They also performed in Whitianga, travelling from Auckland on the supply boat the Lady Jocelyn, sleeping overnight on the deck. They were paid in beer and ran out of money. Inevitably there was a beach talent quest, so they formed a skiffle band and entered as the “Bopineers”. They needed the prize money to get home, and luckily, they won.
Hewitt and the Buccaneers then jumped ship to Audion, a new label launched by two Auckland University students and a friend. In 1960 they suggested Hewitt try a song called ‘Robbin’ The Cradle’, a jailbait song written by a Canadian, Tony Bellus. Hewitt was reluctant, but his version was a smash hit, allegedly selling over 125,000 copies.

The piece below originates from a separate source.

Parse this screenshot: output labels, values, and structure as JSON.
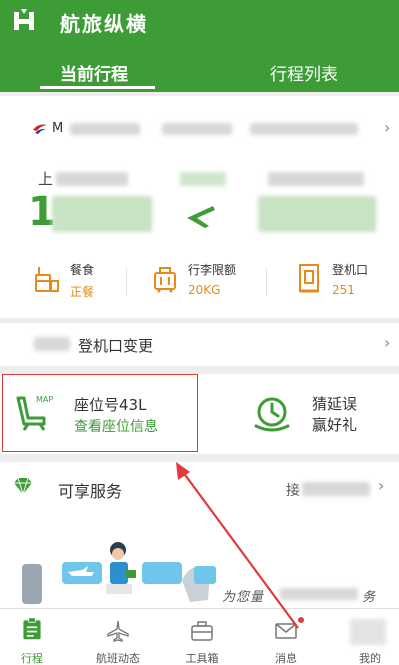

Hewitt’s style of rock and roll never ventured far from his country and rockabilly roots.
Hewitt’s style of rock and roll never ventured far from his country and rockabilly roots. After releasing another cover, ‘Tennessee Waltz’, the group returned to Stebbing for five more singles on Zodiac in the early 1960s. Many were cover versions, of country, R&B or pop standards; among them were ‘Midnight Special’ and ‘Blues Stay Away From Me’. Two songs were by writers who would become famous much later: JD Loudermilk’s ‘Half Breed’ and Dan Penn’s ‘Is A Bluebird Blue?’ On the B-side of ‘Midnight Special’ though, was a song by Auckland guitar hero Bob Paris that received a lot of airplay: ‘Beatnik Fly’.
Hewitt left for Australia in the 1960s, and opportunity knocked when Devlin recommended him for the influential TV show Bandstand. “I did ‘Half Breed’ dressed up as a cowboy, with six-guns and all,” Hewitt told Sutton in 1999. “I loved westerns, so I didn’t feel like a twit.”
After a couple of years in Australia, Hewitt came home just as the Twist was taking off. He jumped on that bandwagon, giving demonstrations of the dance while singing the song.
Eldred Stebbing wanted to nurture Hewitt as a solo artist, and formed a group around him with Peter Posa on lead guitar, but he left the label in 1961. Hewitt’s recording career stagnated after ‘Travellin Man’ b/w ‘Half Breed’, released as Red Hewitt and The Commodores by HMV later that year. His only other recording came in 1972, when he released ‘No Use Sittin’ Around’ on the Krisella label; the B-side was ‘Rockin’ The Cradle’.
Hewitt performed solo around Auckland until 1970, then formed the Red Hewitt Band, which remained together for over 20 years. In 1994 NZ Country Music Magazine said, “The band still sticks to its country roots as it always has, and Red loves to perform material by his original heroes, but they can also deliver the more contemporary Garth Brooks, Brooks & Dunn, Dwight Yoakam and Alabama numbers with the best of them … recently [we] caught Red in action belting out Chuck Berry’s ‘Memphis Tennessee’ at a private function and he knocked them dead.”
In 1991 Hewitt and the Buccaneers performed a reunion show at Auckland’s Mandalay cabaret. Four years after he died in 2006, Gary Daverne released a compilation of 20 early 1960s tracks succinctly called From the Stebbing-Zodiac-Viscount Music Vaults, Volume Two: Red Hewitt and the Buccaneers.